A handwritten sign on the door said, “Compre Rapido.”
So I took my debit card out of my wallet before even opening the door (which was locked; I had to knock) and once inside I walked to the counter with a burglar’s conviction, pointed to the shelf of shooters behind the purple-gloved and -masked cashier, and said, “Un Yameson, por favor.”
“Um. Crown, then.”
Then he pointed at my debit card and spoke a whole sentence.
I froze and gave him an apologetic look.
He held up his hand and showed me his palm and splayed his fingers. “Fye doughlars for you buy wheeze a card.”
“Oh. Um.” I looked around. Grabbed a can of Coke from the little fridge beside the register and put it down with the shooter.
He rang up the shooter and the soda. Looked at me, shaking his head. “Four.”
I said, “Ummm,” and looked around again.
I was about to toss some chewing gum in but he threw up his hands, agitated, and made some weird noise and said, “Fine, ees fine,” and he smacked some buttons on his tablet harder than necessary and traversed whatever barrier there is for credit card transactions under five dollars.
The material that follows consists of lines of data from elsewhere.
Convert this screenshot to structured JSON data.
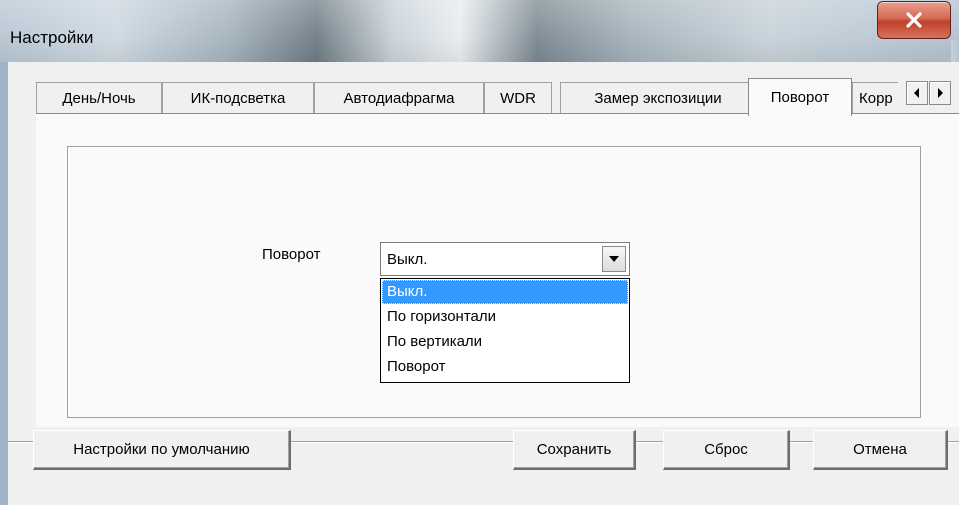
{
  "window": {
    "title": "Настройки",
    "close_icon": "close-x-icon",
    "close_color": "#c7432c"
  },
  "tabs": [
    {
      "label": "День/Ночь",
      "active": false
    },
    {
      "label": "ИК-подсветка",
      "active": false
    },
    {
      "label": "Автодиафрагма",
      "active": false
    },
    {
      "label": "WDR",
      "active": false
    },
    {
      "label": "Замер экспозиции",
      "active": false
    },
    {
      "label": "Поворот",
      "active": true
    },
    {
      "label": "Корр",
      "active": false
    }
  ],
  "tab_scroll": {
    "left_icon": "arrow-left-icon",
    "right_icon": "arrow-right-icon"
  },
  "rotation": {
    "label": "Поворот",
    "value": "Выкл.",
    "options": [
      "Выкл.",
      "По горизонтали",
      "По вертикали",
      "Поворот"
    ],
    "selected_index": 0,
    "highlight_color": "#3399ff"
  },
  "footer": {
    "defaults_label": "Настройки по умолчанию",
    "save_label": "Сохранить",
    "reset_label": "Сброс",
    "cancel_label": "Отмена"
  }
}
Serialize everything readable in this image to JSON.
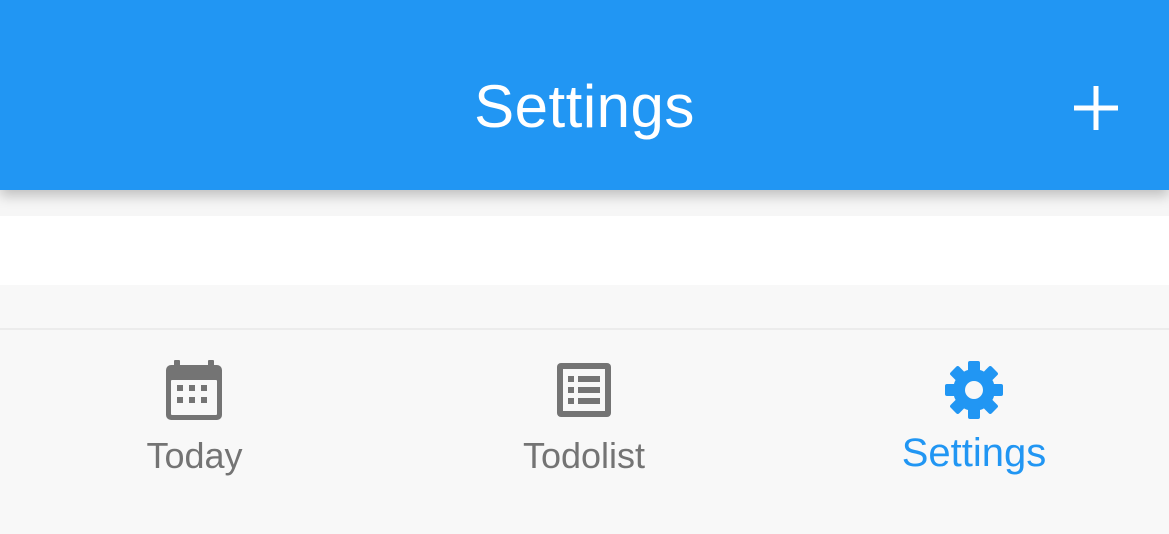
{
  "app_bar": {
    "title": "Settings",
    "add_icon": "plus-icon"
  },
  "bottom_nav": {
    "items": [
      {
        "label": "Today",
        "icon": "calendar-icon",
        "active": false
      },
      {
        "label": "Todolist",
        "icon": "list-icon",
        "active": false
      },
      {
        "label": "Settings",
        "icon": "gear-icon",
        "active": true
      }
    ]
  },
  "colors": {
    "primary": "#2196f3",
    "inactive": "#747474",
    "nav_background": "#f8f8f8"
  }
}
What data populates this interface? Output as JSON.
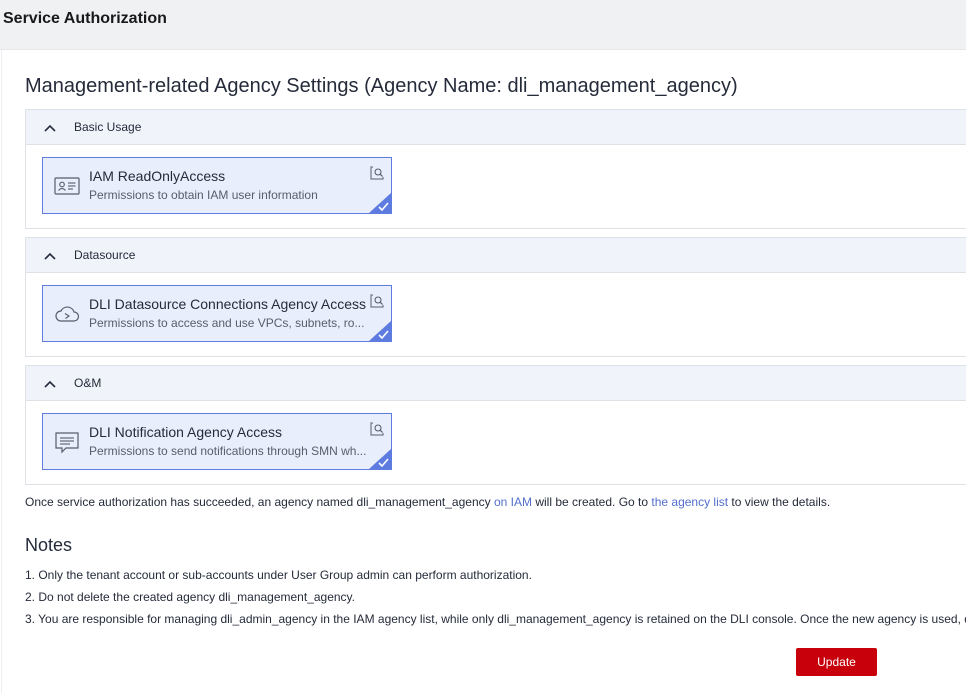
{
  "header": {
    "title": "Service Authorization"
  },
  "heading": "Management-related Agency Settings (Agency Name: dli_management_agency)",
  "groups": [
    {
      "label": "Basic Usage",
      "card": {
        "icon": "id-card-icon",
        "title": "IAM ReadOnlyAccess",
        "desc": "Permissions to obtain IAM user information",
        "selected": true
      }
    },
    {
      "label": "Datasource",
      "card": {
        "icon": "cloud-icon",
        "title": "DLI Datasource Connections Agency Access",
        "desc": "Permissions to access and use VPCs, subnets, ro...",
        "selected": true
      }
    },
    {
      "label": "O&M",
      "card": {
        "icon": "message-icon",
        "title": "DLI Notification Agency Access",
        "desc": "Permissions to send notifications through SMN wh...",
        "selected": true
      }
    }
  ],
  "info": {
    "prefix": "Once service authorization has succeeded, an agency named dli_management_agency ",
    "link_iam": "on IAM",
    "middle": " will be created. Go to ",
    "link_list": "the agency list",
    "suffix": " to view the details."
  },
  "notes": {
    "title": "Notes",
    "items": [
      "1. Only the tenant account or sub-accounts under User Group admin can perform authorization.",
      "2. Do not delete the created agency dli_management_agency.",
      "3. You are responsible for managing dli_admin_agency in the IAM agency list, while only dli_management_agency is retained on the DLI console. Once the new agency is used, d"
    ]
  },
  "actions": {
    "update_label": "Update"
  },
  "colors": {
    "accent": "#5e7ce0",
    "card_bg": "#e8eefb",
    "primary_button": "#c7000b",
    "link": "#526ecc"
  }
}
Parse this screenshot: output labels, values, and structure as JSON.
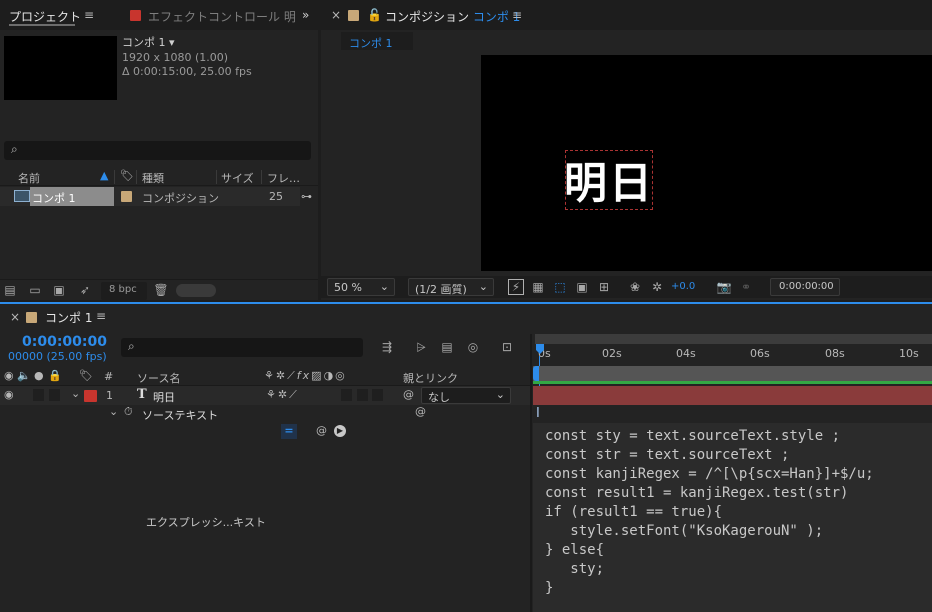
{
  "project_panel": {
    "tab_project": "プロジェクト",
    "tab_effects": "エフェクトコントロール 明",
    "comp_name": "コンポ 1",
    "comp_size": "1920 x 1080 (1.00)",
    "comp_duration": "Δ 0:00:15:00, 25.00 fps",
    "columns": {
      "name": "名前",
      "type": "種類",
      "size": "サイズ",
      "frame": "フレ…"
    },
    "item": {
      "name": "コンポ 1",
      "type": "コンポジション",
      "size": "25"
    },
    "bpc": "8 bpc"
  },
  "composition_panel": {
    "title": "コンポジション",
    "title_comp": "コンポ 1",
    "tab": "コンポ 1",
    "viewer_text": "明日",
    "zoom": "50 %",
    "resolution": "(1/2 画質)",
    "exposure": "+0.0",
    "timecode": "0:00:00:00"
  },
  "timeline": {
    "tab": "コンポ 1",
    "timecode": "0:00:00:00",
    "frame_info": "00000 (25.00 fps)",
    "headers": {
      "hash": "#",
      "source": "ソース名",
      "parent": "親とリンク"
    },
    "layer": {
      "index": "1",
      "name": "明日",
      "parent": "なし"
    },
    "property": "ソーステキスト",
    "expression_label": "エクスプレッシ...キスト",
    "ruler": [
      "0s",
      "02s",
      "04s",
      "06s",
      "08s",
      "10s"
    ],
    "code": [
      "const sty = text.sourceText.style ;",
      "const str = text.sourceText ;",
      "const kanjiRegex = /^[\\p{scx=Han}]+$/u;",
      "const result1 = kanjiRegex.test(str)",
      "if (result1 == true){",
      "   style.setFont(\"KsoKagerouN\" );",
      "} else{",
      "   sty;",
      "}"
    ]
  },
  "colors": {
    "accent": "#2d8ceb",
    "comp_swatch": "#c8a878",
    "layer_label": "#c8352e",
    "layer_bar": "#8a3b3b",
    "work_area": "#33a844"
  }
}
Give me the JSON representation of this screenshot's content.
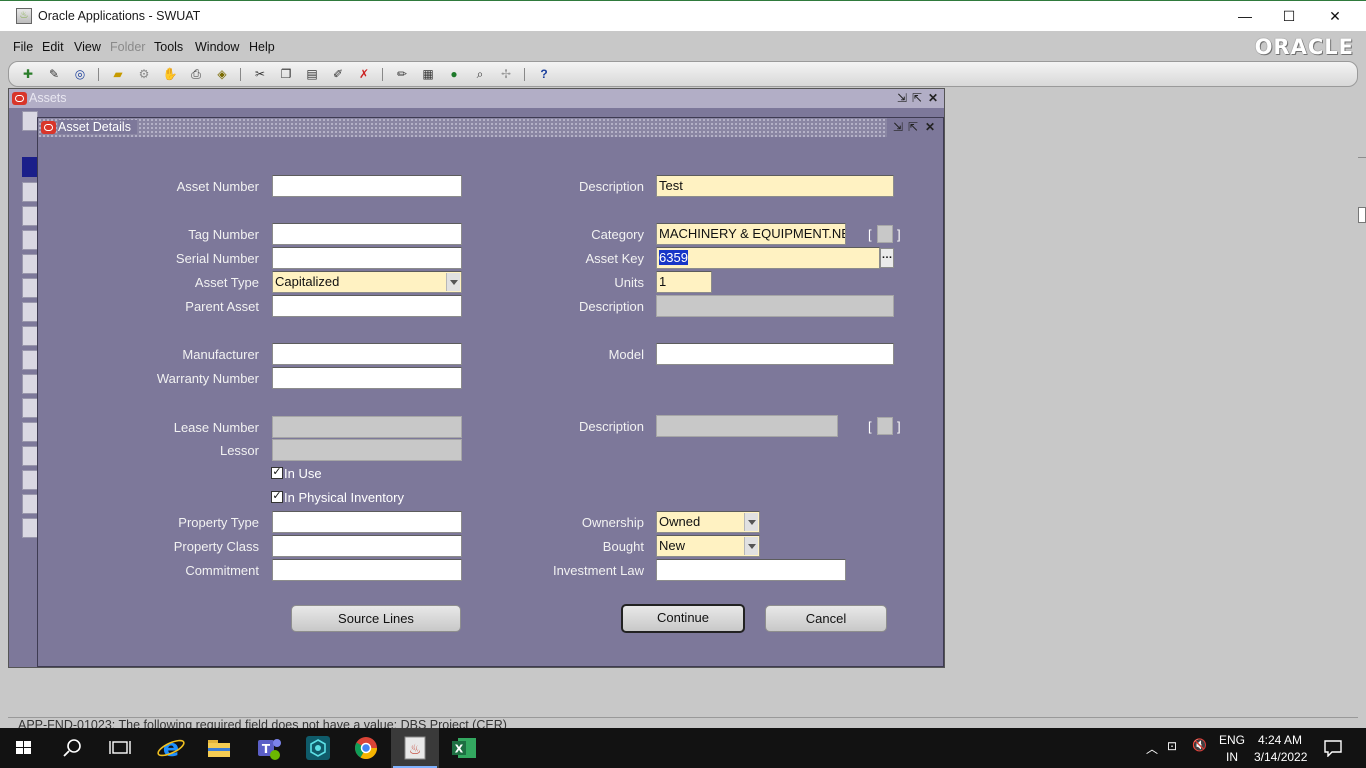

When it was done he pushed the Coke and shooter across the counter toward me without a bag and gestured at the door, stepping back from me.
Collecting my wares with a nod and a gracias, receiving another and less-patient gesture toward the door, I stepped out into the sunset, the empty sidewalk, the quiet intersection.
It was 6 p.m. on 8th street, a temperate Friday night in the middle of March.